** PROBLEM STATEMENT **
Copy out every line in the entries below that includes "Wireframe".
*** Opening of SUPPLIED DATA ***
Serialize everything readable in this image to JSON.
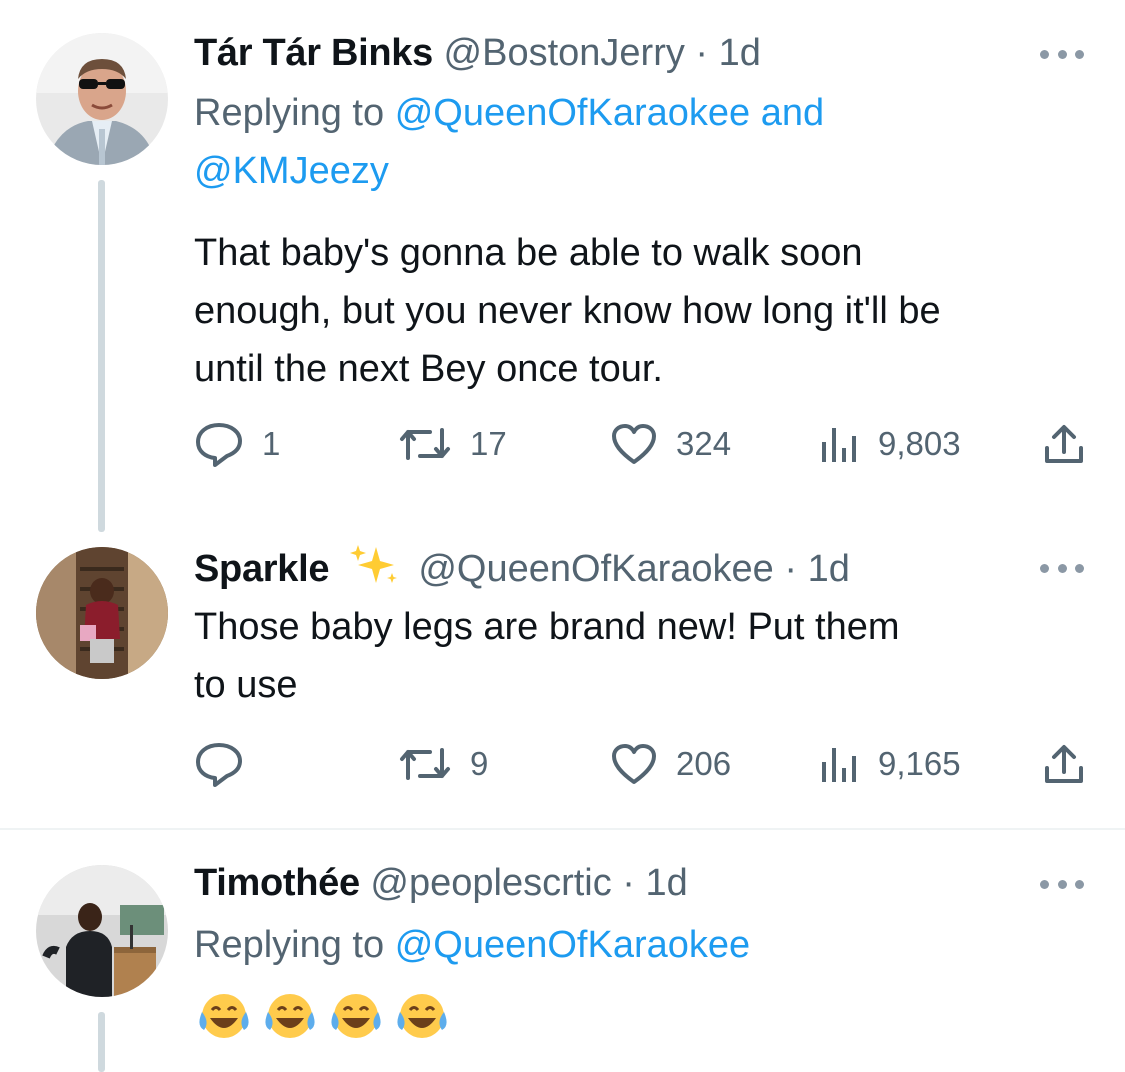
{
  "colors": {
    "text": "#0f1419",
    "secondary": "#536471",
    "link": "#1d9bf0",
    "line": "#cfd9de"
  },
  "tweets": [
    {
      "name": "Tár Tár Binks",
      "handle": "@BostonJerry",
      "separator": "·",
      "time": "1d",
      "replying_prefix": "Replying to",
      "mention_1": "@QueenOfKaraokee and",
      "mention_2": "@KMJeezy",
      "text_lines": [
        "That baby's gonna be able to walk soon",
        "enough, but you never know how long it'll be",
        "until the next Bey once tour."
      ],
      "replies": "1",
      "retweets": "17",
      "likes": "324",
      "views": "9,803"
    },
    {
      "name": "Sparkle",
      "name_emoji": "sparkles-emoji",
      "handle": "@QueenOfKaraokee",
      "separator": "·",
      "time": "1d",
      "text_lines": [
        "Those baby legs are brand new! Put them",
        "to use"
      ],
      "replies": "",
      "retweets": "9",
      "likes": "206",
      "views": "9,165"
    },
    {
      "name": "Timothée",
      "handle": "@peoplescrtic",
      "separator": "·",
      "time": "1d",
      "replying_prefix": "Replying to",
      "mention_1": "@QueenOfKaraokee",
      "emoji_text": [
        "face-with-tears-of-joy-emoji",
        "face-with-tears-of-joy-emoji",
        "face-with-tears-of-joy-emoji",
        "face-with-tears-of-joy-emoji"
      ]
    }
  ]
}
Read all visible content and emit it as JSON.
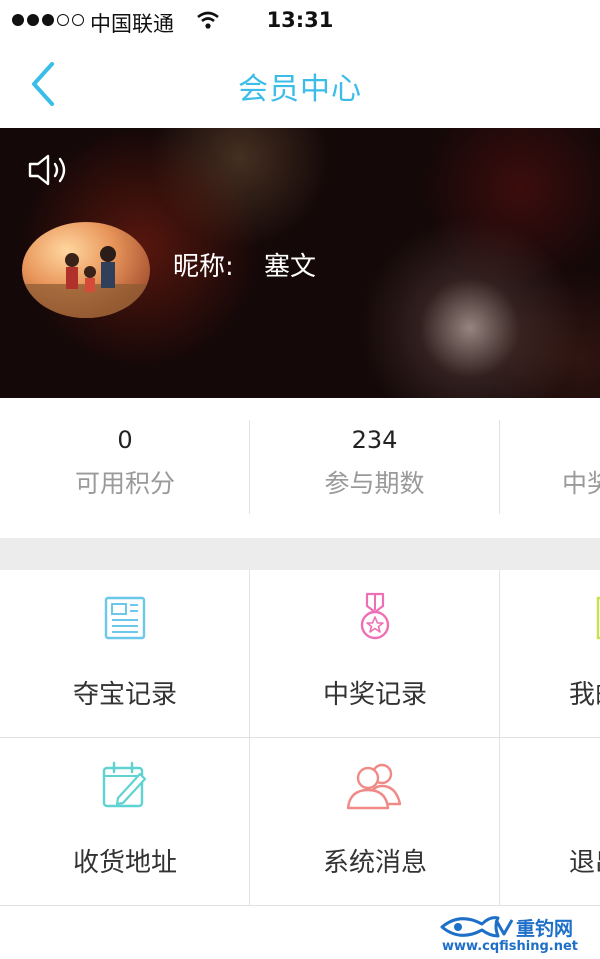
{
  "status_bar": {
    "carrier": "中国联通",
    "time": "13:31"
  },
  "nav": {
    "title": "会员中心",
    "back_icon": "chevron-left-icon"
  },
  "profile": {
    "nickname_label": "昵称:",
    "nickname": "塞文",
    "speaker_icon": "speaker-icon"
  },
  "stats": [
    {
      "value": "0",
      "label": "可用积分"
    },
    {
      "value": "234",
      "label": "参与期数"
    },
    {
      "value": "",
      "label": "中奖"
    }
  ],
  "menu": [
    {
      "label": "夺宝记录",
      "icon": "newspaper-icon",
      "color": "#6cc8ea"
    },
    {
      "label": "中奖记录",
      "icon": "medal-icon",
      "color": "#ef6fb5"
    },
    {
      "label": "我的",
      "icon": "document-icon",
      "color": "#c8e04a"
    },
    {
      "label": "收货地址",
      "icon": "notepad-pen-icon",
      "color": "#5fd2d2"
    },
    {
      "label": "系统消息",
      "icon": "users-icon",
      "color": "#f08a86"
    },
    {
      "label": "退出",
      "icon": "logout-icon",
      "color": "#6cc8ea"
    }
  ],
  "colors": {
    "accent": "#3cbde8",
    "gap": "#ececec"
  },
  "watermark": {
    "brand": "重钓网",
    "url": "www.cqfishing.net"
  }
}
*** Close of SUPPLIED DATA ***
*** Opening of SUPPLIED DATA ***
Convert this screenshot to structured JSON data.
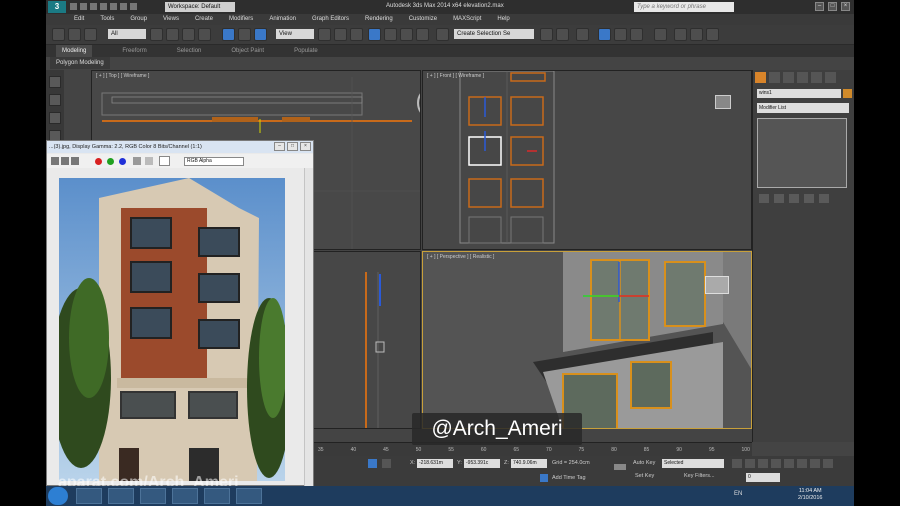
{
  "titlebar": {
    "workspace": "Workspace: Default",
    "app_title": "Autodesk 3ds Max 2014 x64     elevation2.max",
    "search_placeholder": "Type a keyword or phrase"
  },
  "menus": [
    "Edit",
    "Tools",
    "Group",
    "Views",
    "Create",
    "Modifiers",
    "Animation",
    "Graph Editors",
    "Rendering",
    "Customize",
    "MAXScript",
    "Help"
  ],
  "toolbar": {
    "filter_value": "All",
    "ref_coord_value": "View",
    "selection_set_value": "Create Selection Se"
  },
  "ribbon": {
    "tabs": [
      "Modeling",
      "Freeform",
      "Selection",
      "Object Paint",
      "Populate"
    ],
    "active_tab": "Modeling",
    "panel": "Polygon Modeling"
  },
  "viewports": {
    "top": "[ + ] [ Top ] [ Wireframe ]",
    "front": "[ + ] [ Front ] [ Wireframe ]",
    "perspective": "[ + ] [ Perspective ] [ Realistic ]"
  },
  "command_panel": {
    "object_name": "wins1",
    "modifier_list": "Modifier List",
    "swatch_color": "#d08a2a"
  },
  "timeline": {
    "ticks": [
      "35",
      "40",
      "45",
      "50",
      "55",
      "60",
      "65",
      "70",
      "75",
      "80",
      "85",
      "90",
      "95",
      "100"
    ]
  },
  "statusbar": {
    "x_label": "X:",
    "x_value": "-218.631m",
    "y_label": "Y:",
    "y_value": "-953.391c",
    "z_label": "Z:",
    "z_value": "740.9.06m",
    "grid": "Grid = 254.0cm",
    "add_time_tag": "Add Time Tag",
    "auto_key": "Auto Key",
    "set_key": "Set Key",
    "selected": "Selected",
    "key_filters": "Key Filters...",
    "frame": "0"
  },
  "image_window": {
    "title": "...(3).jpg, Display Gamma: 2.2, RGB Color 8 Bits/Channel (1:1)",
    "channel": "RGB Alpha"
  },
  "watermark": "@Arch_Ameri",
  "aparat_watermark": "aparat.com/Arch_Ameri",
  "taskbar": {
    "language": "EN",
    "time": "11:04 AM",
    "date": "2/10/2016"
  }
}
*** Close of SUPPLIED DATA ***
** SOLUTION TO THIS EXERCISE **
    "top": "[ + ] [ Top ] [ Wireframe ]",
    "front": "[ + ] [ Front ] [ Wireframe ]",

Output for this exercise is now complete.